It's been said for awhile now that the end is fast approaching for both the gods inside The Wicked + The Divine and the book itself, but with only two issues remaining, this has never been more true. As the final battle with Minerva and the revelations of the previous issues come to a head, there is a lot to unpack right now. Laura and the other gods have banded together and set themselves up for their final confrontation. All there is left to do now is save the world and potentially kill themselves in the process.
Their peaceful life in Austin ended in a conflagration, and the Bowmans have found themselves on the run once again. Out of options, and with Bartlett's survival hanging in the balance, the family makes their way to a place where even vampires fear to go. Issue nineteen begins a new chapter in Donny Cates and Lisandro Estherren's supernatural/western saga that promises to be as gripping as it is game-changing.
A quick recap from the last issue: Mal has been captured by Boss Moon, and the rest of the crew are on the run from the homicidal cult. So, we're basically on par of the usual level of shenanigans when it comes to this crew. Moving on to the present. Things pick up immediately from there, with the Serenity crew (with the addition of Chang-Benitez) still on the run, but an accidental fuel cell mishap saves the day. Elsewhere, Mal and Boss Moon trade barbs and blows.
Wolfgang Amadeus Mozart famously began composing music when he was only five years old. What was life like for him, being a musical genius at such a young age? What was it like for his family, having to put up with a five-year-old musical genius? That’s the premise of Young Mozart, a series of newspaper-style comic strips based on the composer’s early years.

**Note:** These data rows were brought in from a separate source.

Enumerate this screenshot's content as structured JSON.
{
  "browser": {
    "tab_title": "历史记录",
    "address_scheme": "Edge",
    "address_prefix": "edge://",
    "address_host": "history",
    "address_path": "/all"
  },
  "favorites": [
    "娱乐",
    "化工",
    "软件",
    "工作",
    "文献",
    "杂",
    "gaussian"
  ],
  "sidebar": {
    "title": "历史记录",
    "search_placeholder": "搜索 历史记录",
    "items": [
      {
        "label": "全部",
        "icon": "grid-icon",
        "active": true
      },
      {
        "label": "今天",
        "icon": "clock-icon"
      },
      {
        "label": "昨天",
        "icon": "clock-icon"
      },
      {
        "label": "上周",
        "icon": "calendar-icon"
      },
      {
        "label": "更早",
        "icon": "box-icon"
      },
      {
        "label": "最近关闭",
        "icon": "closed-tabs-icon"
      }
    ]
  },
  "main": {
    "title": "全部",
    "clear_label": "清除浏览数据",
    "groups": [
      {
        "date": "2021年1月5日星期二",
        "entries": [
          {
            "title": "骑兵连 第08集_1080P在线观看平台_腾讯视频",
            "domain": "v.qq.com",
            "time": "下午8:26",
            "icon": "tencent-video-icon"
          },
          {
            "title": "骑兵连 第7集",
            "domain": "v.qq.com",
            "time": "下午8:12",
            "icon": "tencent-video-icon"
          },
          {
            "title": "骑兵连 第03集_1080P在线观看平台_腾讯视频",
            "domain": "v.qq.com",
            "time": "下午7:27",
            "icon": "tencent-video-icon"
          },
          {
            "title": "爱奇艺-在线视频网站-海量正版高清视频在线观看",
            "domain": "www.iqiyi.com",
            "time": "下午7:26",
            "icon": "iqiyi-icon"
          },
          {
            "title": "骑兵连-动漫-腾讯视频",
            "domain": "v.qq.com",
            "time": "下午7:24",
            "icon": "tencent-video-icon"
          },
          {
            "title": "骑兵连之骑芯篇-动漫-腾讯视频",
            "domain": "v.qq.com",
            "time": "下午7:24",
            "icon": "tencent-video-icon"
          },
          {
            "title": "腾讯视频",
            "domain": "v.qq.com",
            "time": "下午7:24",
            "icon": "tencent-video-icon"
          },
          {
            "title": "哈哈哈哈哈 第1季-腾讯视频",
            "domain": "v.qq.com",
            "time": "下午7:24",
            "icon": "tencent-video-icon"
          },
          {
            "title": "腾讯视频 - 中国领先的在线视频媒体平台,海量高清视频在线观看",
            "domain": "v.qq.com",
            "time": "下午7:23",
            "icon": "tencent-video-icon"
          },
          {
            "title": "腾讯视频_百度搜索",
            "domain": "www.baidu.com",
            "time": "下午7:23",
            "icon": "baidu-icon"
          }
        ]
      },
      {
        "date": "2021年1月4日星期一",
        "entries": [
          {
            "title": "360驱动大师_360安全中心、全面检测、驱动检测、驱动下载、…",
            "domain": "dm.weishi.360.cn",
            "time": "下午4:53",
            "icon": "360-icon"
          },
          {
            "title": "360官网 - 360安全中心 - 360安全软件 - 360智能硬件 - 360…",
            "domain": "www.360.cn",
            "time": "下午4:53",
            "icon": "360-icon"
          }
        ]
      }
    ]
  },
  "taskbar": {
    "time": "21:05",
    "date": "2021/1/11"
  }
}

For untold generations, the Moonstone family has protected the world from the unseen forces of darkness. But who will protect them, and the other members of The Magic Order when they become the targets of a powerful sorcerer assassin? In the collected edition of Netflix's first comic book publication, writer Mark Millar and artist Olivier Coipel create a compelling family drama against the backdrop of an expertly constructed urban fantasy.
Alien. Is there a more perfect name for the juggernaut of science fiction horror? The name conveys exactly what you need to know while remaining about as simplistic as you can get. I love the original Alien film. The Xenomorph remains my personal favorite design for an alien entity, and Sigourney Weaver's Ellen Ripley is one of the most iconic female leads ever put to screen. As far as Alien's extended lore is concerned, it can be quite a mixed bag. A colleague of mine has been raving to me about the quality of William Gibson's Alien 3, but it seems for every victory there's an Aliens: Colonial Marines. With a bit of eager trepidation, I decided to pick up Aliens: Dead Orbit by James Stokoe and try my luck.
A quick recap: The last time we visited Invisible Kingdom, Vess (the new None) had stumbled upon some possibly shady dealings between Mother Proxima (the mother superior of sorts to the ascetic nunhood) and Lux (i.e., space Amazon). Elsewhere, Captain Grix had also stumbled upon a piece of that mystery; apparently, Lux has been sending large monetary transactions to someone. It's not very hard to put two and two together.
Well, Angel #0 is pretty much a surprise, with BOOM! Studios keeping things under wraps until about a week ago with their announcement. For readers of BOOM!’s Buffy reboot, you’d probably have caught sight of a particularly familiar handsome face peeking at the action in the last panel of Buffy #4. And that’s really how Angel #0 starts out, with the last few moments of Buffy #4 being seen from Angel’s perspective and his thoughts about how his past has led to his present state. If you’re concerned that Angel’s reboot has been scrubbed of Catholic guilt and self-flagellation, you really shouldn’t worry; once a brooder, always a frownier brooder.
The Second Golden Age of Television has brought us great serialized entertainment, but there will always be a special place for fantastic standalone episodes. This week's episode of American Gods, “Donar the Great,” demonstrates their importance. Adapting American Gods into a TV show allows for the source material's mythology to expand and develop concepts that are only touched on in the book. Thor's story is briefly mentioned in the book, but what was originally a few passing lines now takes on a whole new meaning. I expect nothing less from an episode directed by Rachel Talalay.